◆ Work to complete
All lines holding the word "handle" should be located in the records and copied.

*** Extracted records Section Begins ***

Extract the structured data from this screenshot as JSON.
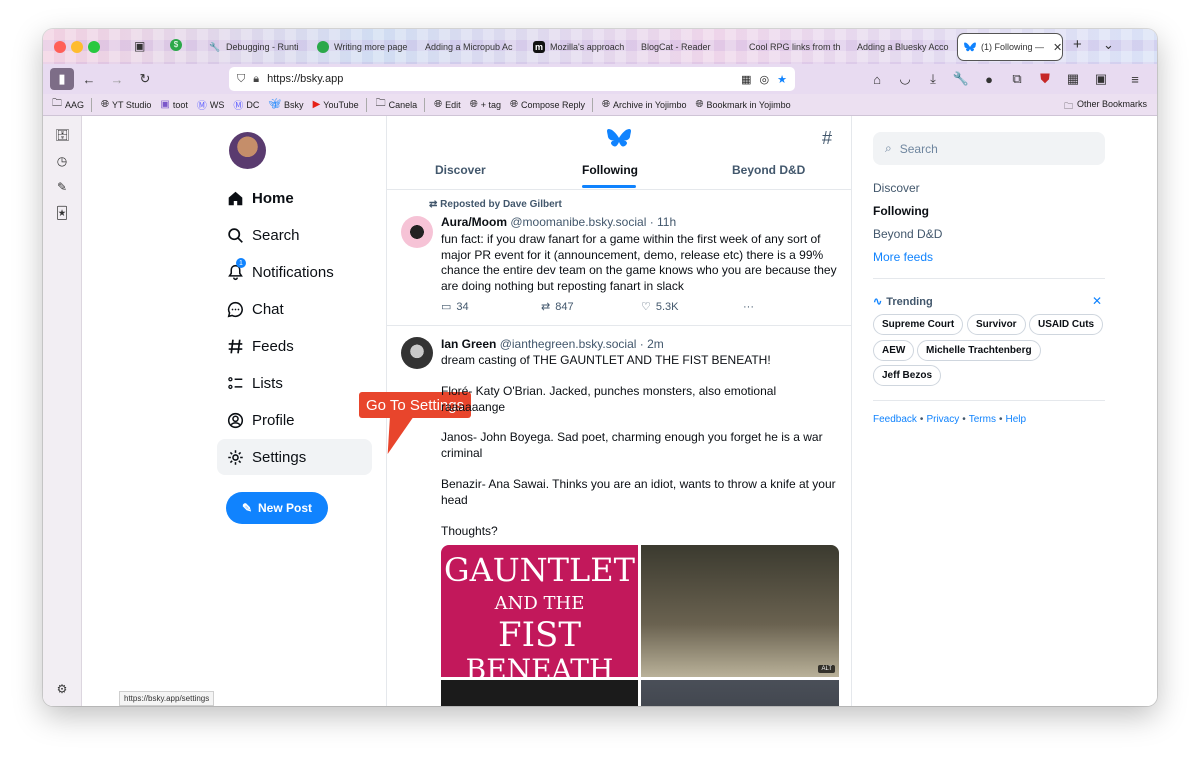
{
  "browser": {
    "tabs": [
      {
        "label": "Debugging - Runti",
        "icon": "wrench-icon"
      },
      {
        "label": "Writing more page",
        "icon": "green-circle-icon"
      },
      {
        "label": "Adding a Micropub Ac",
        "icon": ""
      },
      {
        "label": "Mozilla's approach",
        "icon": "m-icon"
      },
      {
        "label": "BlogCat - Reader",
        "icon": ""
      },
      {
        "label": "Cool RPG links from th",
        "icon": ""
      },
      {
        "label": "Adding a Bluesky Acco",
        "icon": ""
      }
    ],
    "active_tab": {
      "label": "(1) Following —",
      "close": "✕"
    },
    "new_tab": "+",
    "tab_overflow": "⌄",
    "url": "https://bsky.app",
    "bookmarks": [
      {
        "label": "AAG",
        "icon": "folder-icon"
      },
      {
        "label": "YT Studio",
        "icon": "globe-icon"
      },
      {
        "label": "toot",
        "icon": "toot-icon"
      },
      {
        "label": "WS",
        "icon": "mastodon-icon"
      },
      {
        "label": "DC",
        "icon": "mastodon-icon"
      },
      {
        "label": "Bsky",
        "icon": "bluesky-icon"
      },
      {
        "label": "YouTube",
        "icon": "youtube-icon"
      },
      {
        "label": "Canela",
        "icon": "folder-icon"
      },
      {
        "label": "Edit",
        "icon": "globe-icon"
      },
      {
        "label": "+ tag",
        "icon": "globe-icon"
      },
      {
        "label": "Compose Reply",
        "icon": "globe-icon"
      },
      {
        "label": "Archive in Yojimbo",
        "icon": "globe-icon"
      },
      {
        "label": "Bookmark in Yojimbo",
        "icon": "globe-icon"
      }
    ],
    "other_bookmarks": "Other Bookmarks",
    "status_url": "https://bsky.app/settings"
  },
  "nav": {
    "home": "Home",
    "search": "Search",
    "notifications": "Notifications",
    "notifications_badge": "1",
    "chat": "Chat",
    "feeds": "Feeds",
    "lists": "Lists",
    "profile": "Profile",
    "settings": "Settings",
    "new_post": "New Post"
  },
  "callout": "Go To Settings",
  "feed": {
    "tabs": [
      "Discover",
      "Following",
      "Beyond D&D"
    ],
    "active_tab": "Following",
    "posts": [
      {
        "reposted_by": "Reposted by Dave Gilbert",
        "name": "Aura/Moom",
        "handle": "@moomanibe.bsky.social · 11h",
        "text": "fun fact: if you draw fanart for a game within the first week of any sort of major PR event for it (announcement, demo, release etc) there is a 99% chance the entire dev team on the game knows who you are because they are doing nothing but reposting fanart in slack",
        "replies": "34",
        "reposts": "847",
        "likes": "5.3K",
        "more": "···"
      },
      {
        "name": "Ian Green",
        "handle": "@ianthegreen.bsky.social · 2m",
        "paragraphs": [
          "dream casting of THE GAUNTLET AND THE FIST BENEATH!",
          "Floré- Katy O'Brian. Jacked, punches monsters, also emotional raaaaaange",
          "Janos- John Boyega. Sad poet, charming enough you forget he is a war criminal",
          "Benazir- Ana Sawai. Thinks you are an idiot, wants to throw a knife at your head",
          "Thoughts?"
        ],
        "cover_text": [
          "GAUNTLET",
          "AND THE",
          "FIST",
          "BENEATH"
        ],
        "alt_badge": "ALT"
      }
    ]
  },
  "right": {
    "search_placeholder": "Search",
    "feeds": [
      "Discover",
      "Following",
      "Beyond D&D"
    ],
    "more_feeds": "More feeds",
    "trending_title": "Trending",
    "trending": [
      "Supreme Court",
      "Survivor",
      "USAID Cuts",
      "AEW",
      "Michelle Trachtenberg",
      "Jeff Bezos"
    ],
    "footer": [
      "Feedback",
      "Privacy",
      "Terms",
      "Help"
    ]
  },
  "colors": {
    "accent": "#1083fe",
    "callout": "#e8452c"
  }
}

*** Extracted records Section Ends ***

◆ Task solution
        "handle": "@moomanibe.bsky.social · 11h",
        "handle": "@ianthegreen.bsky.social · 2m",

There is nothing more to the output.